So aneurysm screening will turn up much more than aortic aneurysms, and the cost of dealing with the comorbidity needs to be included in the cost-benefit analysis. Many patients will not be fit enough to have a repair and will be left knowing that the time bomb in their abdomen doesn’t just have a remote possibility of exploding but is quite likely to do so soon. Admittedly some, probably more than half, of these high risk patients can be treated with an aortic stent6
—a lesser surgical procedure which simply requires access to the femoral arteries by incisions in both groins. The cost effectiveness of this form of treatment is, however, uncertain.7
There is also long term uncertainty about the security of the devices and persistent leaks into the aneurysmal sac (endoleaks).8
So patients with endovascular repairs have a new time bomb in the abdomen—a prosthesis that may come loose or leak (thus revascularising the aneurysm).
In a minority of patients, the configuration of the aneurysm or the condition of the patient makes even endovascular repair impossible. In any case NHS commissioners take very different views about the extent to which they are prepared to purchase endovascular repair saying (incorrectly9
) that it is still experimental.

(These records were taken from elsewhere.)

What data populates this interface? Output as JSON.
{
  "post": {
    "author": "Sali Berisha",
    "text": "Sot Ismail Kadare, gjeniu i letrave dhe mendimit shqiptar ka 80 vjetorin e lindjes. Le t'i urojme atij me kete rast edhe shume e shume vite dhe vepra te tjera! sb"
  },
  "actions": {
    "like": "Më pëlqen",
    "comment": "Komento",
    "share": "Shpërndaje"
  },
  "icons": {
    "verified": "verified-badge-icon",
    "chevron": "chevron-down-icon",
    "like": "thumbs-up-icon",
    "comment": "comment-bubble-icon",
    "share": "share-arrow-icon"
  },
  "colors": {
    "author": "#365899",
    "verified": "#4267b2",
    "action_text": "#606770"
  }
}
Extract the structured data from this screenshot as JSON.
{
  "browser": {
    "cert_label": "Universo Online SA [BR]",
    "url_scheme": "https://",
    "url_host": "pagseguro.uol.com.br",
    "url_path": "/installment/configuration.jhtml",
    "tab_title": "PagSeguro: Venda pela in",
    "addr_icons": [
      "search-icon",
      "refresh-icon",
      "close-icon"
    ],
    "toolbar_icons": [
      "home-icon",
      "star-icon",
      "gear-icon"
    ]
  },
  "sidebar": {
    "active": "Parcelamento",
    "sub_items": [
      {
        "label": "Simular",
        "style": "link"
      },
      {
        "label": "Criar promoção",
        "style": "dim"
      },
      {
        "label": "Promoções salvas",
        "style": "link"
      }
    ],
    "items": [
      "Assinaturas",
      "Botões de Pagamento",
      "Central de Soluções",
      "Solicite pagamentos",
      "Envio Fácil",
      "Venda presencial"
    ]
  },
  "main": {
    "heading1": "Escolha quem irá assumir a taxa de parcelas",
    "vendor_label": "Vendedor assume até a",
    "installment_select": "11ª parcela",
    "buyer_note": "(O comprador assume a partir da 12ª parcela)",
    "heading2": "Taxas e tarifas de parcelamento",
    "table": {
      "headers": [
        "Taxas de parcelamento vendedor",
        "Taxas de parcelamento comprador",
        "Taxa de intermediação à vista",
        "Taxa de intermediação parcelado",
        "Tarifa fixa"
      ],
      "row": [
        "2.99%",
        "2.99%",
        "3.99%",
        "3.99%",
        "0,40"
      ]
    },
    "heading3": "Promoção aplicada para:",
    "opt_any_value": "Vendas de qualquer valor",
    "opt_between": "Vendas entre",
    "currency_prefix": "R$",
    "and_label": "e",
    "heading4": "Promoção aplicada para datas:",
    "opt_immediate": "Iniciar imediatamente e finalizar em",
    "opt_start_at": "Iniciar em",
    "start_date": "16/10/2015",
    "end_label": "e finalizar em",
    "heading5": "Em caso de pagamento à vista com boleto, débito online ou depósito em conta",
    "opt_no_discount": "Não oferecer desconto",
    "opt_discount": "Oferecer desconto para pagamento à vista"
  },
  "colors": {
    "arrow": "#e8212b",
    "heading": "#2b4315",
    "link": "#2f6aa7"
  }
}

In short, many patients will be left with the knowledge that they have a life threatening condition that is liable to cause sudden death and that nothing can be done about it. It doesn’t affect the arithmetic of lives saved but it is a serious social consequence that needs to be thought through. At the very least, as with HIV, any member of the public taking the test will need intensive counselling about the possible consequences that screening might have for their future lives and psychological wellbeing.